A few other important issues brethren. Our communications, both internally within the Craft and externally with the wider public, continue to be crucial to our reputation and our success. This year we, and other Provinces, have done a great deal more to improve our communications, including with the media; essential work if we are to be recognised as the excellent organisation we are and something which good men will wish to join. I must thank W Bro Roger Gale for the sterling work he has done as our Provincial Communications Officer over many years. And while W Bro Roger has agreed to continue to run the Provincial email alert system, for which we are all grateful, I have asked W Bro Paul Haley to take on the role of Provincial Communications Officer with immediate effect. W Bro Paul is already getting stuck into his work and I know he can rely on your help and cooperation in the months and years to come.
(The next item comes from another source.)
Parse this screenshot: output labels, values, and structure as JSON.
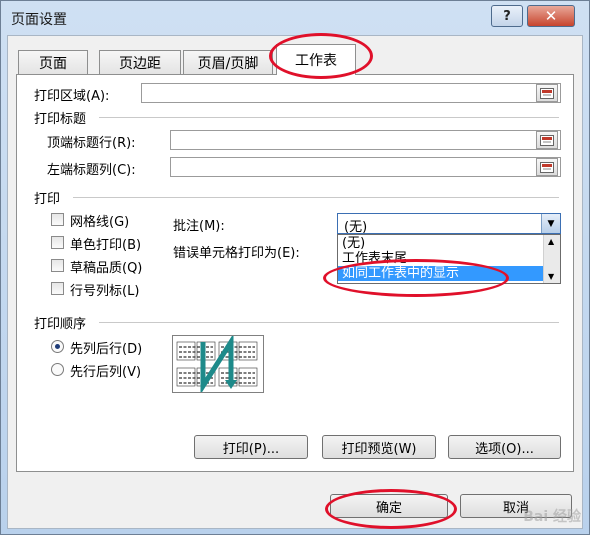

Our estate and the state of our Masonic Halls continues to be a challenge brethren. We will not attract good quality men and their families who are used to good quality surroundings if we offer them third rate food, decaying buildings and sub-standard facilities. The Provincial Grand Superintendent of Works has already written to all those with responsibility for running our halls, with a rather patchy response rate being received. Brethren, Province is not seeking to interfere or get involved directly in the running of our buildings. We are simply seeking to provide some coordination, advice and guidance so that those with the heavy burden of running our buildings can have access to professional advice and can learn from best practice elsewhere. You will hear more about this in the coming year when I hope there will be at least one meeting of those who are running our facilities to see how we can help each other to improve accommodation right across the Province.
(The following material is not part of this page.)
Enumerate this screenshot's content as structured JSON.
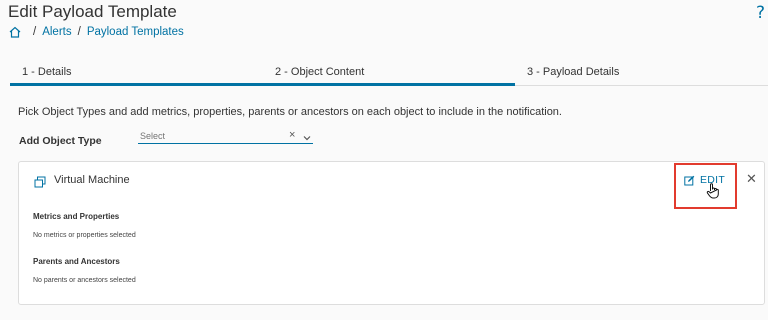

Finally, I wanted to mention the Colonnade Club, whose new tie I am proudly wearing this evening. It continues to go from strength to strength with around 80 members and more joining every week. It has now put forward a new idea; to establish and consecrate a Colonnade RA Chapter, so bringing together new and young brethren from all corners of South Wales and encouraging members to join the Royal Arch, which is of course a positive step towards achieving retention in the Craft. I hope this initiative can be achieved in 2016-17 and to that end, I intend to ask the brethren of Lodge of Benevolence whether they would be prepared to sponsor the Colonnade Chapter and give it the strong impetus it deserves to further strengthen the network of young masons in South Wales.
Brethren, thank you for your attention this evening. I look forward to seeing you all in Barry next month. Until then, go back to your lodges, continue to enjoy your masonry, have a safe journey home and God bless you all.